Missy looked down at the finished house. Again, she had that feeling that someone could live in there. That, maybe, someone was standing on the other side of the door. “This was my home.”
“Where is it, miss? Do you know?”
She shook her head. “I just know it’s real. I lived here. This was home.” She touched the front door. “I was happy here. Here, I was loved.”
Missy stared at the picture, waiting and hoping for memory to speak again. But memory chose to stay silent.
Robin barged into the kitchen. “Hey. Raven. I’m leaving town.”
Raven rose to his feet. “I’m sorry. What?”

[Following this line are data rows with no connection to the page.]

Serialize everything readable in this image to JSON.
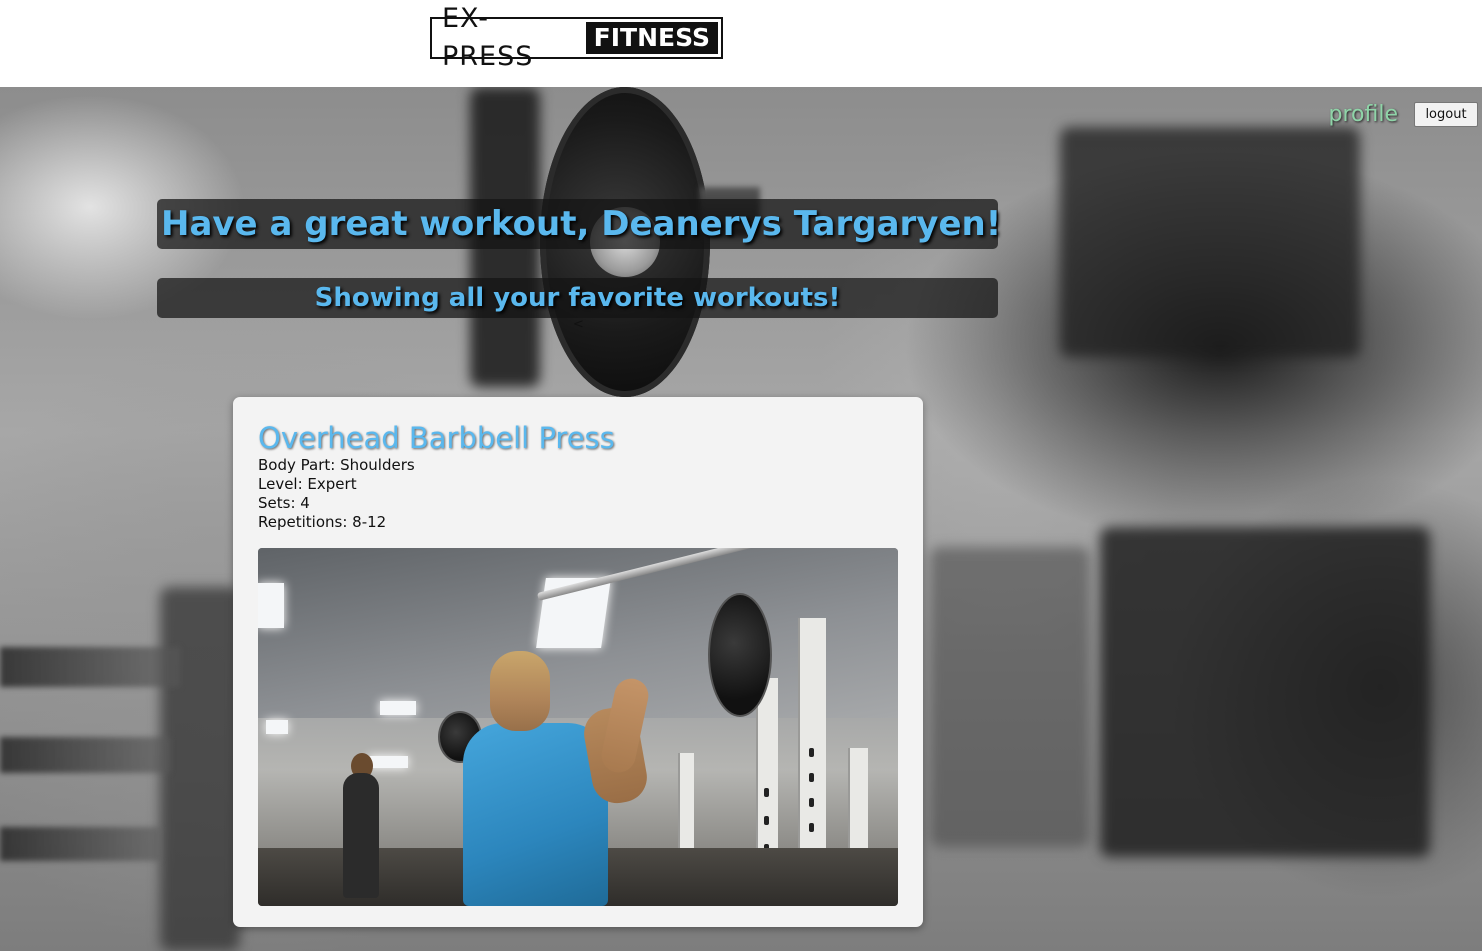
{
  "logo": {
    "left_text": "EX-PRESS",
    "right_text": "FITNESS"
  },
  "nav": {
    "profile_label": "profile",
    "logout_label": "logout"
  },
  "hero": {
    "greeting": "Have a great workout, Deanerys Targaryen!",
    "subtitle": "Showing all your favorite workouts!",
    "carousel_prev": "<"
  },
  "workout": {
    "title": "Overhead Barbbell Press",
    "body_part_label": "Body Part: Shoulders",
    "level_label": "Level: Expert",
    "sets_label": "Sets: 4",
    "reps_label": "Repetitions: 8-12"
  },
  "colors": {
    "accent_blue": "#5ab8ee",
    "profile_green": "#8fd4a8",
    "card_bg": "#f3f3f3"
  }
}
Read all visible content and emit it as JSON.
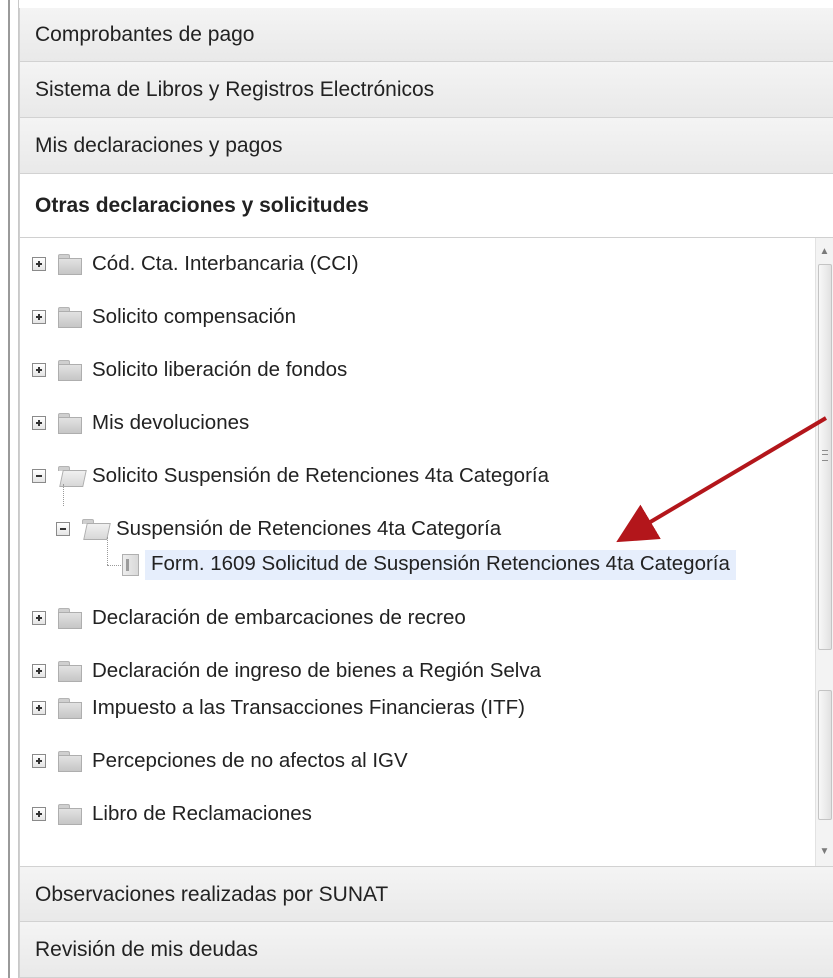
{
  "accordion": {
    "sections": [
      {
        "label": "Comprobantes de pago"
      },
      {
        "label": "Sistema de Libros y Registros Electrónicos"
      },
      {
        "label": "Mis declaraciones y pagos"
      },
      {
        "label": "Otras declaraciones y solicitudes"
      }
    ],
    "bottom_sections": [
      {
        "label": "Observaciones realizadas por SUNAT"
      },
      {
        "label": "Revisión de mis deudas"
      }
    ]
  },
  "tree": {
    "items": [
      {
        "label": "Cód. Cta. Interbancaria (CCI)",
        "expanded": false
      },
      {
        "label": "Solicito compensación",
        "expanded": false
      },
      {
        "label": "Solicito liberación de fondos",
        "expanded": false
      },
      {
        "label": "Mis devoluciones",
        "expanded": false
      },
      {
        "label": "Solicito Suspensión de Retenciones 4ta Categoría",
        "expanded": true
      },
      {
        "label": "Suspensión de Retenciones 4ta Categoría",
        "expanded": true
      },
      {
        "label": "Form. 1609 Solicitud de Suspensión Retenciones 4ta Categoría",
        "selected": true
      },
      {
        "label": "Declaración de embarcaciones de recreo",
        "expanded": false
      },
      {
        "label": "Declaración de ingreso de bienes a Región Selva",
        "expanded": false
      },
      {
        "label": "Impuesto a las Transacciones Financieras (ITF)",
        "expanded": false
      },
      {
        "label": "Percepciones de no afectos al IGV",
        "expanded": false
      },
      {
        "label": "Libro de Reclamaciones",
        "expanded": false
      }
    ]
  },
  "colors": {
    "selection": "#e6eefc",
    "annotation_arrow": "#b3161b"
  }
}
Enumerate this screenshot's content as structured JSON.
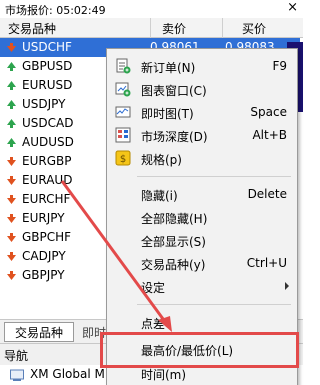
{
  "title": "市场报价: 05:02:49",
  "header": {
    "symbol": "交易品种",
    "bid": "卖价",
    "ask": "买价"
  },
  "rows": [
    {
      "symbol": "USDCHF",
      "dir": "down",
      "bid": "0.98061",
      "ask": "0.98083",
      "selected": true
    },
    {
      "symbol": "GBPUSD",
      "dir": "up"
    },
    {
      "symbol": "EURUSD",
      "dir": "up"
    },
    {
      "symbol": "USDJPY",
      "dir": "up"
    },
    {
      "symbol": "USDCAD",
      "dir": "up"
    },
    {
      "symbol": "AUDUSD",
      "dir": "up"
    },
    {
      "symbol": "EURGBP",
      "dir": "down"
    },
    {
      "symbol": "EURAUD",
      "dir": "down"
    },
    {
      "symbol": "EURCHF",
      "dir": "down"
    },
    {
      "symbol": "EURJPY",
      "dir": "down"
    },
    {
      "symbol": "GBPCHF",
      "dir": "down"
    },
    {
      "symbol": "CADJPY",
      "dir": "down"
    },
    {
      "symbol": "GBPJPY",
      "dir": "down"
    }
  ],
  "tabs": {
    "tab1": "交易品种",
    "tab2": "即时"
  },
  "navigator": {
    "title": "导航",
    "item": "XM Global M"
  },
  "menu": {
    "items": [
      {
        "label": "新订单(N)",
        "shortcut": "F9",
        "icon": "new-order-icon"
      },
      {
        "label": "图表窗口(C)",
        "shortcut": "",
        "icon": "chart-window-icon"
      },
      {
        "label": "即时图(T)",
        "shortcut": "Space",
        "icon": "tick-chart-icon"
      },
      {
        "label": "市场深度(D)",
        "shortcut": "Alt+B",
        "icon": "market-depth-icon"
      },
      {
        "label": "规格(p)",
        "shortcut": "",
        "icon": "specification-icon"
      },
      {
        "label": "隐藏(i)",
        "shortcut": "Delete",
        "icon": ""
      },
      {
        "label": "全部隐藏(H)",
        "shortcut": "",
        "icon": ""
      },
      {
        "label": "全部显示(S)",
        "shortcut": "",
        "icon": ""
      },
      {
        "label": "交易品种(y)",
        "shortcut": "Ctrl+U",
        "icon": ""
      },
      {
        "label": "设定",
        "shortcut": "",
        "icon": ""
      },
      {
        "label": "点差",
        "shortcut": "",
        "icon": ""
      },
      {
        "label": "最高价/最低价(L)",
        "shortcut": "",
        "icon": ""
      },
      {
        "label": "时间(m)",
        "shortcut": "",
        "icon": ""
      }
    ]
  },
  "colors": {
    "selected": "#2f6fd6",
    "up": "#2da44e",
    "down": "#e0521f",
    "highlight": "#e34a4a"
  }
}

“I need to go to Isellta. I need to talk to him. I need to understand. I need to know if I’m the only one in love. I don’t know if that even makes any freakin’ sense.”
Raven smiled. “It does, sir. Trust me.”
“Good. I need money for train tickets.”
“Very well, sir. I’ll be right back.”
As Raven left the room, Robin dropped into his abandoned seat. He smiled at Missy. “Hey there.”
She smiled back at him.
Her smile fell as yellow and white streaks obscured her vision. The house appeared in her mind.
It was spring. Flowers bloomed. Warm winds blew. The front door opened. He stepped outside. He smiled at her.
“I know you.” she whispered.
He held out his arms.
“Say my name. Let me know who I am. Tell me.”
“Come on. It’s time to come inside.”
“Who am I?”
“I know you want to keep playing, but your mom says now. And when she says now, now is now. Come on, Cassie.”
“Cassie? Is that my name? It doesn’t feel like my name, but—-”
The memory disappeared.
Robin stared at her with raised eyebrows. “Did I just miss something?”
She grabbed a clean piece of paper and tried to draw the man’s face. She tried over and over.
It came out as the most basic circle-shaped head, oval eyes, straight line for a nose, curved line for a mouth, and thatch-like hair on top. All of that was balanced on a skinny pencil neck that couldn’t possibly support that enormous head.
“Arrrgh!” She crinkled the paper and threw it.
Raven entered the room, picked up the paper wad, and set it free in the garbage can. “Is there a problem?”
Robin shrugged. “Don’t ask me. I ain’t got a clue.”
He came over to her. “What is it?”
“I need you to draw someone for me.”
“Very well.” He gave Robin a “Move it or die” look.
Robin decided to move it.
Raven sat in his seat and picked up his pen. “Let’s begin. What sort of face is it?”
He looked up at her.
“Describing houses is one thing I can sort of do but describing people’s faces is a lot harder. I need you to…”
He set the pen down.
She looked at the house. “There is a man who owns this house. I need you to draw him.”
“I need you to do it from my memory.” She looked up at him. “Find him in my memory, Raven.”
“Are you certain? I could set a chain reaction. You might remember things you wish to keep forgotten.”
“Missy. Think this over carefully. Are. You. Certain?”
He swallowed hard.
Robin sat on the other side of the table and elbow-propped to watch the show.
Raven spread his hands on the sides of her head.
She flinched as he entered her mind. She could feel him moving through thoughts like an eel in water.
She broke into a cold sweat as he probed into her memories, gently rifling through them as if he were going through a card catalogue.
The images flashed before her eyes. Faces. Words. Actions.
A hand reaching down to her.
Professor Hrashna smiling at her.
Antioch holding her hand.
A woman with a kind face.
“Who is she?” Missy whispered.
Raven didn’t stop to investigate her further.
Someone sang her to sleep.
Learning to speak.
Turning into flames.
“Stop.” Her voice was barely a whisper.
He didn’t stop.
A silk-like dagger touched her throat. Her voice poured into the blade like steam, like smoke.
“STOP!” She shoved him out.
Raven reeled at the unexpected ejection. “I—Missy?” He struggled to focus on her.
She rose from her seat and ran out of the room.
She ran out of the house.